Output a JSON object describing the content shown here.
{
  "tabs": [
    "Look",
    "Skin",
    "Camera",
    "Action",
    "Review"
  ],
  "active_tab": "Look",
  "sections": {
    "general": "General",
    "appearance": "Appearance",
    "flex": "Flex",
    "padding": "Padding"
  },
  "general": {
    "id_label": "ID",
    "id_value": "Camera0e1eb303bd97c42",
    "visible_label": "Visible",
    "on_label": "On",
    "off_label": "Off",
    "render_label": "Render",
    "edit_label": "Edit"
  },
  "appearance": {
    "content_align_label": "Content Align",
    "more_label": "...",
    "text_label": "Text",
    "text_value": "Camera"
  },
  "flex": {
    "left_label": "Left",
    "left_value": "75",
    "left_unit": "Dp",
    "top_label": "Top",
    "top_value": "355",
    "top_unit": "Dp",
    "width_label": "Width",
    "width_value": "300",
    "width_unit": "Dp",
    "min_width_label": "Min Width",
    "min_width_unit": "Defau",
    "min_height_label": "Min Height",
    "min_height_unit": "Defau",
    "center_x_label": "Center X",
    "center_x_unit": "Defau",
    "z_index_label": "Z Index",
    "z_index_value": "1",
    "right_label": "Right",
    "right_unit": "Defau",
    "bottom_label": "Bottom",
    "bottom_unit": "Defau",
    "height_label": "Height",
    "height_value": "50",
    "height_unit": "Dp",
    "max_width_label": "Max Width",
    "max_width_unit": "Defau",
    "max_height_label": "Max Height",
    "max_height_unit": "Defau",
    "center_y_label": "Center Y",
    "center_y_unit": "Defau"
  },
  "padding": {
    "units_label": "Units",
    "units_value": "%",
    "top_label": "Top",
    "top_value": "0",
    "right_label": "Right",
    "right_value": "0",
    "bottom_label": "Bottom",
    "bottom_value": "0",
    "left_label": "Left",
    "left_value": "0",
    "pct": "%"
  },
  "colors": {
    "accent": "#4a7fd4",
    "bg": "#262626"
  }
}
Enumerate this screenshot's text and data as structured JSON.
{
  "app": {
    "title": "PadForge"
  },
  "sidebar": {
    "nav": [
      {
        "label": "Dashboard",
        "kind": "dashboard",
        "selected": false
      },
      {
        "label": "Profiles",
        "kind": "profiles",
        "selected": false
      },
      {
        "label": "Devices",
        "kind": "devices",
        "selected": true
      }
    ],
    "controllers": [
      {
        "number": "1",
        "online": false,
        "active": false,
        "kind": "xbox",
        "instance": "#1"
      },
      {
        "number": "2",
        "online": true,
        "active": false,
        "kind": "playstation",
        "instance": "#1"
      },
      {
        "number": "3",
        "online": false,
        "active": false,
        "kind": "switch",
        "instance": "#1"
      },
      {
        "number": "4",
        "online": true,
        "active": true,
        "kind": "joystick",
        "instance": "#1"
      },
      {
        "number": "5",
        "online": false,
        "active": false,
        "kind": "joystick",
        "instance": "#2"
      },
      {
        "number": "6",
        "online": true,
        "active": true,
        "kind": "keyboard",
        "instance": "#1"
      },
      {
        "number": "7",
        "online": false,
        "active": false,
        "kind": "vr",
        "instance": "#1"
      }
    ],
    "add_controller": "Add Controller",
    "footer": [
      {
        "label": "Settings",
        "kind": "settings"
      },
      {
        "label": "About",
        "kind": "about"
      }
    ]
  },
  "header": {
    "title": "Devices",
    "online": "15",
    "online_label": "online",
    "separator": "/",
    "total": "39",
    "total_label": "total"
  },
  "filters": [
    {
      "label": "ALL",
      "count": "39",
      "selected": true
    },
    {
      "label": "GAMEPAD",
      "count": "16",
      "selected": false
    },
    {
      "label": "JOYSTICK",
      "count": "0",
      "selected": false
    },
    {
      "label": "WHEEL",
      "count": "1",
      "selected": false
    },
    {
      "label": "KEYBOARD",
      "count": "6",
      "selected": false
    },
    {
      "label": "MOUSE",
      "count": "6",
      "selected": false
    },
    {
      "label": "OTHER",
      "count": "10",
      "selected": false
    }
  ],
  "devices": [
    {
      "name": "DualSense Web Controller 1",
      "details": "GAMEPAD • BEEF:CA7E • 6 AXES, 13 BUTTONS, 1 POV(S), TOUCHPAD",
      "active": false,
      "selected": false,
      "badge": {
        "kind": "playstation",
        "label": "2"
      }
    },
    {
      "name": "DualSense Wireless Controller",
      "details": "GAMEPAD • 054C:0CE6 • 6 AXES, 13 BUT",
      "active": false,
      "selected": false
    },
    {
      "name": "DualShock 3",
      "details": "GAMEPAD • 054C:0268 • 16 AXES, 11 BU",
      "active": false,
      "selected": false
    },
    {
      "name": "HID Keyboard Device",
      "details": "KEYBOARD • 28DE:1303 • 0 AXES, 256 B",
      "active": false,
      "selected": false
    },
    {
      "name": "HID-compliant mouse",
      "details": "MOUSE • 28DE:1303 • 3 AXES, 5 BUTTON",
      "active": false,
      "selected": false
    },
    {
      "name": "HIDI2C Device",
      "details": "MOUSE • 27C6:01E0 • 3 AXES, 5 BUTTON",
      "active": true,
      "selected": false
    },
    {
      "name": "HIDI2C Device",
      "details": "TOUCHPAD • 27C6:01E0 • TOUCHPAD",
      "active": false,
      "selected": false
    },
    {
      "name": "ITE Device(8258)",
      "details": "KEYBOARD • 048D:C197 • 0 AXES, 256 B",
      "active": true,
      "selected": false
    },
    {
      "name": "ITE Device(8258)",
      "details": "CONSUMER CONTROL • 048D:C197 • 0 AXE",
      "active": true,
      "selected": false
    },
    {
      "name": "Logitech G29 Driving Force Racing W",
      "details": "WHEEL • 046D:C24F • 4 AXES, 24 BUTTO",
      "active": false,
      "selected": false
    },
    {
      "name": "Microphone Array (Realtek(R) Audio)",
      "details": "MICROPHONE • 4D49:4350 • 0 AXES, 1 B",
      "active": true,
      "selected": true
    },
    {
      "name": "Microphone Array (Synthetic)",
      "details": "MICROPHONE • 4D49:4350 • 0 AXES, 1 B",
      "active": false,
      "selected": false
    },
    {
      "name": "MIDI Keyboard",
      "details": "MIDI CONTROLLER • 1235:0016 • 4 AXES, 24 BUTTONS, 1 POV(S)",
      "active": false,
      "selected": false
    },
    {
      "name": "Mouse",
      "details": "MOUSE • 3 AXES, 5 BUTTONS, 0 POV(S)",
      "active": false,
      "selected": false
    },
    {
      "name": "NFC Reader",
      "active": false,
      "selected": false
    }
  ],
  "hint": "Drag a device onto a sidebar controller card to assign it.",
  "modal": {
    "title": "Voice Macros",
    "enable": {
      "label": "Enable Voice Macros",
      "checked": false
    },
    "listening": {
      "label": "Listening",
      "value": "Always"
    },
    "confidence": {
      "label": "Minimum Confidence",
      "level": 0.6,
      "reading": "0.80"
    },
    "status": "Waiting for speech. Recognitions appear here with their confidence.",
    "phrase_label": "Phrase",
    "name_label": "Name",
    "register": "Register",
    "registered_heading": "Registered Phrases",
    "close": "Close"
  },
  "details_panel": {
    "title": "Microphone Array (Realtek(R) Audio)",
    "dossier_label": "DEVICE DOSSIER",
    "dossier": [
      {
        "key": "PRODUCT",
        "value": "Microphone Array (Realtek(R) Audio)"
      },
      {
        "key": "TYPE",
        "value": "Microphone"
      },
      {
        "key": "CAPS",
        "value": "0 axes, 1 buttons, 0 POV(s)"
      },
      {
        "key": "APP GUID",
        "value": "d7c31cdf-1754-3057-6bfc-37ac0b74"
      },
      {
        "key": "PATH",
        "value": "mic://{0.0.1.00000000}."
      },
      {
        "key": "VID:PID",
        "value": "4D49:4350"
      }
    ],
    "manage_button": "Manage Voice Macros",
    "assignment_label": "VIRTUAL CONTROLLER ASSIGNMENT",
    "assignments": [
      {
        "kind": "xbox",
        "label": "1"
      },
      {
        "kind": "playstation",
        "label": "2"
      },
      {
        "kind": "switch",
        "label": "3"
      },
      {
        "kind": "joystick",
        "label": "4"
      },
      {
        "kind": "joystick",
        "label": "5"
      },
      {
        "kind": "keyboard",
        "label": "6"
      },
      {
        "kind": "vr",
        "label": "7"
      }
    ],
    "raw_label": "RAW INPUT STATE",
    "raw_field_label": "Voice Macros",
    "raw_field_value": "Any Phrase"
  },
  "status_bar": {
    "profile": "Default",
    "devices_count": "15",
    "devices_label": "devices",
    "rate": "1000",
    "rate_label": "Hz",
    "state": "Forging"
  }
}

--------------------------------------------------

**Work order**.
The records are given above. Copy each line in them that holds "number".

**Exercise response**.
        "number": "1",
        "number": "2",
        "number": "3",
        "number": "4",
        "number": "5",
        "number": "6",
        "number": "7",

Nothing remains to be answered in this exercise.